The final post from Morocco! After the Sahara Desert trek, we settled into our 2nd AirBnB riad (We stayed in 3 different ones during our trip). And I think this has to be my favourite. Also, the food from our in-house chef was nothing short of amazing. Food cooked in a tagine is just something else. Dinner on this rooftop was definitely a treat.The next day, we made our way to the Jardin Majorelle. It is a beautiful botanical garden previously owned by the late Mr. Yves Saint Laurent himself. An incredible, colourful and vibrant space to explore. We definitely took way too many photos in here haha! Tip: Go early as there can be quite a line up! It opens daily at 8 A.M. And it also does get quite hot in the afternoons, so mornings would be the perfect time to check it out.
- If you're uncomfortable navigating the streets of Marrakech by yourself, hire a local guide. We spoke to our riad and they recommended a trusted local guide to show us around the souks and medina. It's better to get a guide through your hotel or AirBnB, as there are scammers around. It was reasonable for a 2 hour tour around the city, as we only paid 30-40 Dirhams (CAD $4-5 equivalent) Trust me, trying to navigate through the Old Town takes some time. We only got familiar with the place on our last couple of days there. Another great thing about having a guide is that they can help with the bargaining! Our friend Farid snagged us some of the best deals for our Moroccan lamps and ceramics.
- Once you arrive at the airport, get a SIM card. It is ridiculously cheap (by Canadian standards), and comes in handy when you need Google Maps! I think we paid around 100 Dirhams (CAD $10) and got 3GB of data and some local calling time. Another thing to do at the airport - currency exchange. The rates were pretty good, so we changed some Euros here for our time in Morocco. We didn't use any credit cards (I'd say most places don't take credit cards, and ATMs are quite hard to locate), so make sure it is sufficient for your stay there! Ask for some small change as they will come in handy for tips.
- Dress code: For women, I'd advise wearing long skirts and dresses (Maxi dress work great) to avoid stares and unwanted attention from men. (You do not want to be that scantily clad tourist!) It was definitely uncomfortable at some point as they can be quite open about it. (And we were in pants and tops with sleeves) The local women don't show as much skin, and most wear a hijab to cover up. It is also a sign of respect to the locals dressing appropriately. However, if you're in the New Town, we found that it was quite okay to be in shorts and a tank. The New Town is definitely more modernized, and there's stores such as Zara, Mango, Starbucks etc there. Fortunately for guys, you pretty much can wear whatever you want. Oh, and the streets are mostly cobbled, so bring comfortable shoes/sandals for walking.
- Always drink bottled water. We'd usually stock up the day before as it does get quite hot in the afternoons. (We went in May) Or if you prefer, there's always mint tea which is quite delicious I might add.
- Watch your stuff as there are pick pocketers.
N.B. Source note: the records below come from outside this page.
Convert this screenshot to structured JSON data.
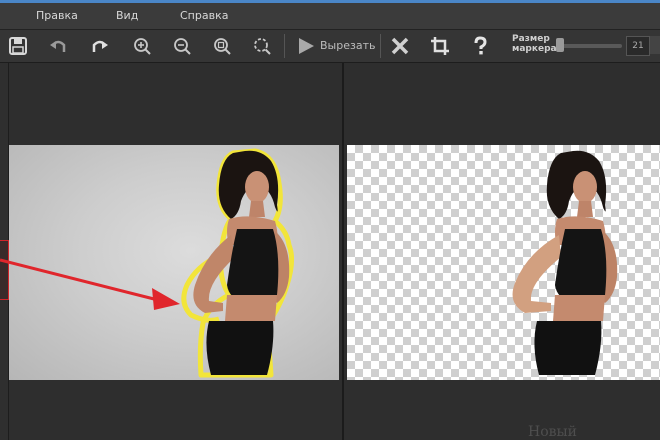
{
  "menu": {
    "items": [
      "Правка",
      "Вид",
      "Справка"
    ]
  },
  "toolbar": {
    "cut_label": "Вырезать",
    "marker_label_line1": "Размер",
    "marker_label_line2": "маркера",
    "marker_size": "21",
    "icons": [
      "save-icon",
      "undo-icon",
      "redo-icon",
      "zoom-in-icon",
      "zoom-out-icon",
      "zoom-actual-icon",
      "zoom-fit-icon",
      "play-icon",
      "close-icon",
      "crop-icon",
      "help-icon"
    ]
  },
  "colors": {
    "accent_red": "#e0262c",
    "outline_yellow": "#f2e53a",
    "topstrip": "#4a86c8"
  },
  "watermark": "Новый"
}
I mostly brought my phone around for photos as my DSLR would draw too much attention. Also, beware of any help you may receive from strangers. Such as directions when you get lost. (Which will happen) They will ask you for some sort of compensation for "helping", so avoid asking them if possible. It helps to plan your route beforehand, but if you do get lost - this is where your data will come in handy for Google Maps!
- Taxis - Agree on a taxi fare before you step in. There isn't a meter, and they tend to "alter" the pricing once you arrive. Thankfully, our AirBnB host advised us of how much we should expect to pay for a ride back, so we were aware of any overcharging. Be firm on your pricing and don't budge too easily. We did walk away from a cab once as they quoted a price that was completely unreasonable.
- Get to the airport early! (At least 2 hours) Don't be fooled by this small airport in Marrakech. Moroccans are quite relaxed by nature and this is evident in their immigration process. It does take quite a bit of time to finally get to your departure gate.